● EXERCISE
Copy each line of the data below with the word "BSIP".
##########
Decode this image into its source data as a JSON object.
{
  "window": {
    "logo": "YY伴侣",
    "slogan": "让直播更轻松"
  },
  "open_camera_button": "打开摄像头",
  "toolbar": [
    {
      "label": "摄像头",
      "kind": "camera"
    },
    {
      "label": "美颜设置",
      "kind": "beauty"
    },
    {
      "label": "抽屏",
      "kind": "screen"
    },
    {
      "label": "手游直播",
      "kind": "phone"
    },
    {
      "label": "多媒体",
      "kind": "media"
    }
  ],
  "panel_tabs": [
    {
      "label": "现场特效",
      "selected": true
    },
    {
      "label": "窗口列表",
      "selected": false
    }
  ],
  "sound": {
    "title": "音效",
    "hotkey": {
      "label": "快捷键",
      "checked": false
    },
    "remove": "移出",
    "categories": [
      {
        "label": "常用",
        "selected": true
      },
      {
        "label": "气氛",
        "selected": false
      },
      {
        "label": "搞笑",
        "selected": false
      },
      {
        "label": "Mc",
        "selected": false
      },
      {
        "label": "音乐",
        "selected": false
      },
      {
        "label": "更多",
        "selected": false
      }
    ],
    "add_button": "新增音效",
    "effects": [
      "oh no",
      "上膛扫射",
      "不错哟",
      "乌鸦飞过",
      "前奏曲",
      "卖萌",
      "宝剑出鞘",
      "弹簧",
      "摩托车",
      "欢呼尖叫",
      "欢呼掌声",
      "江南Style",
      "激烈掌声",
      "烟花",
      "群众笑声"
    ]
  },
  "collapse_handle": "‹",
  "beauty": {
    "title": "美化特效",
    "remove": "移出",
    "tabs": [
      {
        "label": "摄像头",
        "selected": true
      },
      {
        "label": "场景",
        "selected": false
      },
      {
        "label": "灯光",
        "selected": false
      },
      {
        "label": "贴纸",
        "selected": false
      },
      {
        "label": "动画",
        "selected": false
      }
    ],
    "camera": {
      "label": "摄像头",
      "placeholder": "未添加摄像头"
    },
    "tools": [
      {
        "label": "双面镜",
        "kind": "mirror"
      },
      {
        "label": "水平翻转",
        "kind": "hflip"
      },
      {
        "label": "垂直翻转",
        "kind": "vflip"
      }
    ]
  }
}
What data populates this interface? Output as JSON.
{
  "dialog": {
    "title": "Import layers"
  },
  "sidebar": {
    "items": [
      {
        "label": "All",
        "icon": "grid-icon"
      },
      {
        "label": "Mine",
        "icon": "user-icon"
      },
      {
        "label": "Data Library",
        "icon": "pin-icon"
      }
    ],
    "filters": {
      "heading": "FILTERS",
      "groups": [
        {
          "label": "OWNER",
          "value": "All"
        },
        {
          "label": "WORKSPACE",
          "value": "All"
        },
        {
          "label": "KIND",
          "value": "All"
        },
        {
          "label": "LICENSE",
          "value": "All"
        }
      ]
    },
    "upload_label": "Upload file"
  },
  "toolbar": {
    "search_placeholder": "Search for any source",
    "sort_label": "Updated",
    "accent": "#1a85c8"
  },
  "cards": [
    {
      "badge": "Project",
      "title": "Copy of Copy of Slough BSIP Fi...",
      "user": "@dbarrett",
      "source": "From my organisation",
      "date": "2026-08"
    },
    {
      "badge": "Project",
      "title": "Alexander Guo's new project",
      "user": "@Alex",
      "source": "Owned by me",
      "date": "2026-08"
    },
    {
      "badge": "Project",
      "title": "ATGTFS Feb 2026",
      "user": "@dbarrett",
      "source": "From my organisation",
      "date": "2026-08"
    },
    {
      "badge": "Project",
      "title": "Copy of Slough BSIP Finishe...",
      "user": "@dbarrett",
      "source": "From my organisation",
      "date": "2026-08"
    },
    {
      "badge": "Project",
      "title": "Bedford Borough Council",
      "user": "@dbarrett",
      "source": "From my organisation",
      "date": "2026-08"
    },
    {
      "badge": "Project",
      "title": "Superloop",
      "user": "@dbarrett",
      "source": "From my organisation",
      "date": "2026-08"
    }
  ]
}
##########
● WRITTEN SOLUTION
      "title": "Copy of Copy of Slough BSIP Fi...",
      "title": "Copy of Slough BSIP Finishe...",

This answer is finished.